Stop effects an untrappable run-time error condition with the word “STOP” as the error message.  This function implements STOP statement. 

Doerr resets the current file (see initio(io)) and if a saved program counter is available it is used to search a list of machine code addresses for the corresponding BASIC code statement.  The value found is saved for subsequent use in the implementation of RESUME statements, the ERL variable and error reportage.  If error recover is enabled but not already being handled, this function returns after indicating that error recovery is now being handled and clearing the program counter.  This last instruction allows doerr to be called directly to implement the ON ERROR GOTO 0 statement in the context of error handling, i.e. to report the previously trapped error. 

The various error reporting contexts are implemented via doerr by flushing and closing all files using _reset (see initio(io)) and producing on standard error output the diagnostic message of the form “Error in line line of module module” where error is the message associated with error number passed to runerr, line is the normally the line number as found by doerr and module is the name of the BASIC module in which the error occurred.  If basic(1) was invoked with the -L switch, ??? (three question marks) are written in place of line.  The process finally terminates with status i.  If i is zero, the process terminates with status -1.  UNIX normally truncates this status value to an 8 bit value so it will appear as 255. 

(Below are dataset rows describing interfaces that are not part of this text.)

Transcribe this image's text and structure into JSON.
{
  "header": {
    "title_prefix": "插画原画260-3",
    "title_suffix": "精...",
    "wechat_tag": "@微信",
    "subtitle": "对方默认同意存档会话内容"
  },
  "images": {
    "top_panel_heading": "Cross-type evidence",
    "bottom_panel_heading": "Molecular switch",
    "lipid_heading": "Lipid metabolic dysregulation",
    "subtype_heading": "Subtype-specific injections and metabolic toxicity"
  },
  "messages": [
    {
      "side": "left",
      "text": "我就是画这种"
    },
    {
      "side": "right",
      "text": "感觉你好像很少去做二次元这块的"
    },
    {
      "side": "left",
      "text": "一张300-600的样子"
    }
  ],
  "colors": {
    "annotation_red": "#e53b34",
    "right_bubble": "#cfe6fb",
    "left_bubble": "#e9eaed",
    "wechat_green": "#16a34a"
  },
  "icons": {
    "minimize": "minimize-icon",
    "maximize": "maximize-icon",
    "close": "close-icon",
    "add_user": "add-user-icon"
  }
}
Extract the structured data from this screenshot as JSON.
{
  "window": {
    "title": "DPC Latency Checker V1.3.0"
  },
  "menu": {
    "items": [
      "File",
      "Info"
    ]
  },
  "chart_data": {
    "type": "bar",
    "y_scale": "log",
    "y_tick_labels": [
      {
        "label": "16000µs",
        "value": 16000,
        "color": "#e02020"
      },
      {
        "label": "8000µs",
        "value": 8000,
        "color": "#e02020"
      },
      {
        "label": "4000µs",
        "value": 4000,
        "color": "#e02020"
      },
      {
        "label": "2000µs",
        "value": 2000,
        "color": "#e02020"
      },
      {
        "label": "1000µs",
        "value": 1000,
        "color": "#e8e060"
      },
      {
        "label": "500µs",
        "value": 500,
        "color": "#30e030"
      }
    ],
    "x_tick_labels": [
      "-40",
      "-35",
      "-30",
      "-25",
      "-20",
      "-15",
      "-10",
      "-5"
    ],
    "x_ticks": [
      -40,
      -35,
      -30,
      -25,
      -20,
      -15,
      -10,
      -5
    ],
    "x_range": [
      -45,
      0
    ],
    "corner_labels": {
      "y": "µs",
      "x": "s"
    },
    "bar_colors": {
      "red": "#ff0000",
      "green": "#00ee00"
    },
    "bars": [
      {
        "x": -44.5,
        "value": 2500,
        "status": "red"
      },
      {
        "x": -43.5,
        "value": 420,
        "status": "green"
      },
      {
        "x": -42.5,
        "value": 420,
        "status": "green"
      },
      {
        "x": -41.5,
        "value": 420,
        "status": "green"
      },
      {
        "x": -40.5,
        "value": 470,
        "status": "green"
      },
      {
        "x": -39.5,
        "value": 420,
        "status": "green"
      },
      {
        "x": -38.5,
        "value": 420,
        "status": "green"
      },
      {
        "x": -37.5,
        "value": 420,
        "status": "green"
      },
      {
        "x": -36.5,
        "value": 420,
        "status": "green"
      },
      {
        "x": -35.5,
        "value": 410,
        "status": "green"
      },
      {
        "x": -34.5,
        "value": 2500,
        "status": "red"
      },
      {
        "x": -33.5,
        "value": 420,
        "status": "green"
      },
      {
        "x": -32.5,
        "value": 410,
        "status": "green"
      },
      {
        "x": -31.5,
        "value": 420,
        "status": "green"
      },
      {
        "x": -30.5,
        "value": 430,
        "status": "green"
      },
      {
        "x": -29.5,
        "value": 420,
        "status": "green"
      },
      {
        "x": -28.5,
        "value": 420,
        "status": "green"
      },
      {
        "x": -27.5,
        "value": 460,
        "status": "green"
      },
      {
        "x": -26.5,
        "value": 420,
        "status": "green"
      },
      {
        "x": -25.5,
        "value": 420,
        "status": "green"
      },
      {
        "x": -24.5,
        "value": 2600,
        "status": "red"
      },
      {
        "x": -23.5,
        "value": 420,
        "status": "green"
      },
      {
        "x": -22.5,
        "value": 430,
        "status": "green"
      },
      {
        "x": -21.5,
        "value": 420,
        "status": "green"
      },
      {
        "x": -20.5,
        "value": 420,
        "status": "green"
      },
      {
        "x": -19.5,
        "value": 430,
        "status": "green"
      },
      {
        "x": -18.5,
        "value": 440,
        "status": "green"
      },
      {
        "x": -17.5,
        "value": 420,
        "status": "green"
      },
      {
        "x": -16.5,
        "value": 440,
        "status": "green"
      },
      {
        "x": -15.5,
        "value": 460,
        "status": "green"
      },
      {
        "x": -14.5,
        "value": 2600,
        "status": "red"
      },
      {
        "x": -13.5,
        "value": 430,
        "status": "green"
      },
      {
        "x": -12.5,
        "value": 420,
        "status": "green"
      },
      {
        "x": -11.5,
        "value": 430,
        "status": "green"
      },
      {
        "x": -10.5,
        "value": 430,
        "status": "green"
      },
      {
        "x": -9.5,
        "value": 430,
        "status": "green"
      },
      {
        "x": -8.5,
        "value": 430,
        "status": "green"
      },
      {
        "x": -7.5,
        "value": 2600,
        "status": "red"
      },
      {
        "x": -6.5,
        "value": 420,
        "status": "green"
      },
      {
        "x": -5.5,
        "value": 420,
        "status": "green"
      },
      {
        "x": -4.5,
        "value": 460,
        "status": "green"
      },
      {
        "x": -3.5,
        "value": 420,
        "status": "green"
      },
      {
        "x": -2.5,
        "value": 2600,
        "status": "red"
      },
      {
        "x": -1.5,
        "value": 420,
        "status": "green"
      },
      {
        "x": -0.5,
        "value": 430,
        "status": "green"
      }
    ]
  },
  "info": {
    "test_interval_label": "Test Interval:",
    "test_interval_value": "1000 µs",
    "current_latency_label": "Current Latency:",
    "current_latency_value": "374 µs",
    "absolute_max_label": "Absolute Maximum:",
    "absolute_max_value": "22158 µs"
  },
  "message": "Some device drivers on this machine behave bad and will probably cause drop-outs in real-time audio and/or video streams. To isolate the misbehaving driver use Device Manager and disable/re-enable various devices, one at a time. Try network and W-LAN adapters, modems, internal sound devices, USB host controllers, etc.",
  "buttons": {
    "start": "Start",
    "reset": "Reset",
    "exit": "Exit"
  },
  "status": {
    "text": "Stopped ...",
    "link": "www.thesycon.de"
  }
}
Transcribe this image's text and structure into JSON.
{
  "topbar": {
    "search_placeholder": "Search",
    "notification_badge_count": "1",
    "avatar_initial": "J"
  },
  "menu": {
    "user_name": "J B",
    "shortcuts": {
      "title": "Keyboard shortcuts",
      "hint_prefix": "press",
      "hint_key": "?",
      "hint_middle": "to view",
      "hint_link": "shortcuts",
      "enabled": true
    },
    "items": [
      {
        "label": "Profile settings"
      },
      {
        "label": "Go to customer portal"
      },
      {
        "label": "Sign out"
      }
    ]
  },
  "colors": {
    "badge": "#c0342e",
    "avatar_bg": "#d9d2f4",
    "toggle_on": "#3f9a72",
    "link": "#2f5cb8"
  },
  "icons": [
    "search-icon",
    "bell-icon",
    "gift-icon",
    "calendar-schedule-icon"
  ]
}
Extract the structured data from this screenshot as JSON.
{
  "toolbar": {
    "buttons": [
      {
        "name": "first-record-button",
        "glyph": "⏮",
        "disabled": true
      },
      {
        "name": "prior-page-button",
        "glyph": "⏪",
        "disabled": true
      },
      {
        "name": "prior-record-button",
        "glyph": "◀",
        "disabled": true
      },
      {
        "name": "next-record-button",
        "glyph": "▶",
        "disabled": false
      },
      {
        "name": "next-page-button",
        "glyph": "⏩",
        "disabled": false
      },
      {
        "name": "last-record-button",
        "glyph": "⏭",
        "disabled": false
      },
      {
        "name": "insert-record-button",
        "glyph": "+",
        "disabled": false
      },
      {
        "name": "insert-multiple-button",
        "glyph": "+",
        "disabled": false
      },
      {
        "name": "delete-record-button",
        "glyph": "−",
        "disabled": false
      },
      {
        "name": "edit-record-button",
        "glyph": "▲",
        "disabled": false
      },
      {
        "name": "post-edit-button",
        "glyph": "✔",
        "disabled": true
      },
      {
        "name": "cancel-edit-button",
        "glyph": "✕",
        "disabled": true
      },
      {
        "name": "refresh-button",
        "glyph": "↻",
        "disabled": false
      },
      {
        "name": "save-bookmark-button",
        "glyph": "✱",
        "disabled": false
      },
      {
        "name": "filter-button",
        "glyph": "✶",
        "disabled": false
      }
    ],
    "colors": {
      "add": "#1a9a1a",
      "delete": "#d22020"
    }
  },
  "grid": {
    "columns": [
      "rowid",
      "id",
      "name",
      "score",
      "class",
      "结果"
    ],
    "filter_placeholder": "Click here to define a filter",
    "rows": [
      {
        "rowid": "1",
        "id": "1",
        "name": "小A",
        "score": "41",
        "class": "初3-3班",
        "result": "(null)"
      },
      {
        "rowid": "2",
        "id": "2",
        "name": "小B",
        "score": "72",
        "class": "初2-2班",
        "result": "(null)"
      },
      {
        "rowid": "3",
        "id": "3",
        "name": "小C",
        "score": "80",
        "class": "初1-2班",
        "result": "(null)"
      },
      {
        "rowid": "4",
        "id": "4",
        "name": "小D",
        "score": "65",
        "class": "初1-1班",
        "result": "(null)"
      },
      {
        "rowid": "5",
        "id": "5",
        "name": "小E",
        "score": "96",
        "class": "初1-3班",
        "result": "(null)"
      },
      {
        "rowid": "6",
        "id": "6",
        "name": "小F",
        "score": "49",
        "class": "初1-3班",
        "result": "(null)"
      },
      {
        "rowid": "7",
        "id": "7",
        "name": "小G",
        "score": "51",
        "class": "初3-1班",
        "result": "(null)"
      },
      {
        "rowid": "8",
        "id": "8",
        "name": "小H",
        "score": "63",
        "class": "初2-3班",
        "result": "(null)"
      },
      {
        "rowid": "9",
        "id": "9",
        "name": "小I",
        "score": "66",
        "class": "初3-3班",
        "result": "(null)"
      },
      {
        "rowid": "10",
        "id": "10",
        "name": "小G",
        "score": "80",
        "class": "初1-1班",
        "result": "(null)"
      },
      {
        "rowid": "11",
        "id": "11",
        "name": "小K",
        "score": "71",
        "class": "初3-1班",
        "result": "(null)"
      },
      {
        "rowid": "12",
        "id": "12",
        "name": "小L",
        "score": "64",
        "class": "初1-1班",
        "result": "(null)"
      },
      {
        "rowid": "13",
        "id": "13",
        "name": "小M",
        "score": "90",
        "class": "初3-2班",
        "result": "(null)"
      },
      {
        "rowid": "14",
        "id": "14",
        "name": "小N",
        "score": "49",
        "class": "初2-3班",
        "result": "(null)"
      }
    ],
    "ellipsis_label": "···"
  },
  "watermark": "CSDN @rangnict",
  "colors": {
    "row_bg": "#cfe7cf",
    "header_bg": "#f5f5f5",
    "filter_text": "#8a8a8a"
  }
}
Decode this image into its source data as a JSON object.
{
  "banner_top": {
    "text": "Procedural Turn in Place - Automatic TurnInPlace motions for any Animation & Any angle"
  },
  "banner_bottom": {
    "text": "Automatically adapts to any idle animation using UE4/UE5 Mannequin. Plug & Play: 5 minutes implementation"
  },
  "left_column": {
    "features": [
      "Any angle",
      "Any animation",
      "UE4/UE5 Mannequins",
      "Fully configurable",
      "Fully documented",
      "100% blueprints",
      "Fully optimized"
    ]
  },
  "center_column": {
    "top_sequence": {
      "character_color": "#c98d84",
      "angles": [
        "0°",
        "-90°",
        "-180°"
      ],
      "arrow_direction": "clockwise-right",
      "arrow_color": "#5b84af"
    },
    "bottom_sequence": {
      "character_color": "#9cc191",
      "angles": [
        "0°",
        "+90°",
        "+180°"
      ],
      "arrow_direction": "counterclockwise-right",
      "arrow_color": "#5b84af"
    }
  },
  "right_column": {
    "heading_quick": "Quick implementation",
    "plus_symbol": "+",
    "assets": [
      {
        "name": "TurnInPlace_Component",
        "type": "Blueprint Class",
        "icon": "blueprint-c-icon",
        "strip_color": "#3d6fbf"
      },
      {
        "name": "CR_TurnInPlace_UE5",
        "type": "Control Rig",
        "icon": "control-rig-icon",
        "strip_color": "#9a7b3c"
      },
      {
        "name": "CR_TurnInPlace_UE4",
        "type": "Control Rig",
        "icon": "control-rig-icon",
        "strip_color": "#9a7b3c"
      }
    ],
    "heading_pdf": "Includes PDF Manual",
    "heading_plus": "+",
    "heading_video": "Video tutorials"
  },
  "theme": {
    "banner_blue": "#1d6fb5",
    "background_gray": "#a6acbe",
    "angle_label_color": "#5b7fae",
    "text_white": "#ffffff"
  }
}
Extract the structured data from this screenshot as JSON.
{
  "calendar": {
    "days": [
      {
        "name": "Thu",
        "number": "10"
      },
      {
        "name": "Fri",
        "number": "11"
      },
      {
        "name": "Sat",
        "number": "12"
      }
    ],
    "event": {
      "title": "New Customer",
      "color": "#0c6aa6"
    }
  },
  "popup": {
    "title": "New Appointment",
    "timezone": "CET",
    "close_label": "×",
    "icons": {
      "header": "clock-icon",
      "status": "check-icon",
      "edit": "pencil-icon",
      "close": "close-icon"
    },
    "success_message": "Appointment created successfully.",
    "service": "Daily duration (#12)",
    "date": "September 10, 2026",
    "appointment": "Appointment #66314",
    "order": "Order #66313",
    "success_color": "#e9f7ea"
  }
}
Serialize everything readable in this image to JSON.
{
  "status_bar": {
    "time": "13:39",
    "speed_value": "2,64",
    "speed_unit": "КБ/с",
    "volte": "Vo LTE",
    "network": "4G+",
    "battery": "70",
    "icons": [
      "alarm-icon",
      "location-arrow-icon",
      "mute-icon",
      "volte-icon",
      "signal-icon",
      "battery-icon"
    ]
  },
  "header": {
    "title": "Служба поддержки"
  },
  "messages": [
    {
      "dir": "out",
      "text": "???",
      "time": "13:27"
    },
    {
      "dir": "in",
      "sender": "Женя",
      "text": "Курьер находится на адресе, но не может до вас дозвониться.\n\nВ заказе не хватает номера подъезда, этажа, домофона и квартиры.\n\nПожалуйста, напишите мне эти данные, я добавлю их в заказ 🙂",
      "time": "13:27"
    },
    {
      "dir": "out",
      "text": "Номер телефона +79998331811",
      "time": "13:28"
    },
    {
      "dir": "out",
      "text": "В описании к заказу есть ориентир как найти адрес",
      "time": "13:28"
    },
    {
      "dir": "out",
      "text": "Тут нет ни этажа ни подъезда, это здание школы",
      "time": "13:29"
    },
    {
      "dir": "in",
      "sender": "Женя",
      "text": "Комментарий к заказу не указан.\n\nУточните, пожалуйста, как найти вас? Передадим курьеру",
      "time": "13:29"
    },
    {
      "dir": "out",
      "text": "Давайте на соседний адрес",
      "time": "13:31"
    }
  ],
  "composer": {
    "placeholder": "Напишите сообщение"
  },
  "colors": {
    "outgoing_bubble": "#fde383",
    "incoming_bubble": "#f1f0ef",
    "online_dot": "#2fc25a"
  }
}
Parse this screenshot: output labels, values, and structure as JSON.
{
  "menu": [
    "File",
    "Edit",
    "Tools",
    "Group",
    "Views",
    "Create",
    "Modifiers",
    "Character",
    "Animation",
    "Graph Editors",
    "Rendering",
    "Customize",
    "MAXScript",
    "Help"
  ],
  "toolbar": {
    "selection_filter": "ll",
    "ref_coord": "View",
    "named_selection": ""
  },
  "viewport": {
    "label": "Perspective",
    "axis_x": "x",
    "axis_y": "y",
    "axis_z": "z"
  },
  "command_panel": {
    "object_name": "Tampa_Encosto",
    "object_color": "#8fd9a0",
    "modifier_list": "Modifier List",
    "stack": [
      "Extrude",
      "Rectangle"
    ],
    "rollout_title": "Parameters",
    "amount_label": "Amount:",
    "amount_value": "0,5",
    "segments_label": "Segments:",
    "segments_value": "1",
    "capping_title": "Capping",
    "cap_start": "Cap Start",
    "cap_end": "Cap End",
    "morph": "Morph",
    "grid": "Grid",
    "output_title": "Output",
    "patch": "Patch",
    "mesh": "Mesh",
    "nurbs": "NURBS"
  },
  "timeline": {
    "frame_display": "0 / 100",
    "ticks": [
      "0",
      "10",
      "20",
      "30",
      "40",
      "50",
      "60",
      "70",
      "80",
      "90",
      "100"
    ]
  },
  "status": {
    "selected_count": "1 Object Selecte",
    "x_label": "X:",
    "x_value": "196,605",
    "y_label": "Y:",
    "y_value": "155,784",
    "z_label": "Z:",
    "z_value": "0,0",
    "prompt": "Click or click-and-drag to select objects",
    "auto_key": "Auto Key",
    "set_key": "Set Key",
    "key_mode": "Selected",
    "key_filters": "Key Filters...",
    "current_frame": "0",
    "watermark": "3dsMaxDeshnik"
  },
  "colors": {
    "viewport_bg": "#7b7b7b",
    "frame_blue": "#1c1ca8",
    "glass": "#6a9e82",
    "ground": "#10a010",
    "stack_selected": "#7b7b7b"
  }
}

Err returns the BASIC error number.  If no error has occurred, this function returns zero.  This function implements the BASIC ERR variable. 

Erl returns the BASIC error line number.  If no error has occurred or if basic(1) was invoked with the -L switch, this function returns zero.  This function implements the BASIC ERL variable. 

Ehandl returns non-zero if error handling is occurring and returns zero otherwise.  This function supports bend(err). 

Errdisable disables error handling.  This function supports _reset (see initio(io)) to insure that the user’s program is not executed in case of error. 


Most every error that might occur can be trapped with runerr.  This must not be viewed as a panacea: the errors are trapped not removed.  The user is responsible for resolving the problem.  This is especially true of errors due to problems during a UNIX system call or a call to malloc(3).  In extreme cases, blithely trapping and ignoring errors can result in core dumps or worse. 


bend(err), initio(io)
err, erl(vrbl), error(stmt), resume(stmt), stop(stmt)
basic(1) in the Supplemental Documentation section
write(2), malloc(3) in the UNIX Programmer’s Manual


Should doerr fail attempting to write the diagnostic, the process will terminate with the status of the return value of write(2). 

from The Basmark QuickBASIC Programmer’s Manual by Lawrence Leinweber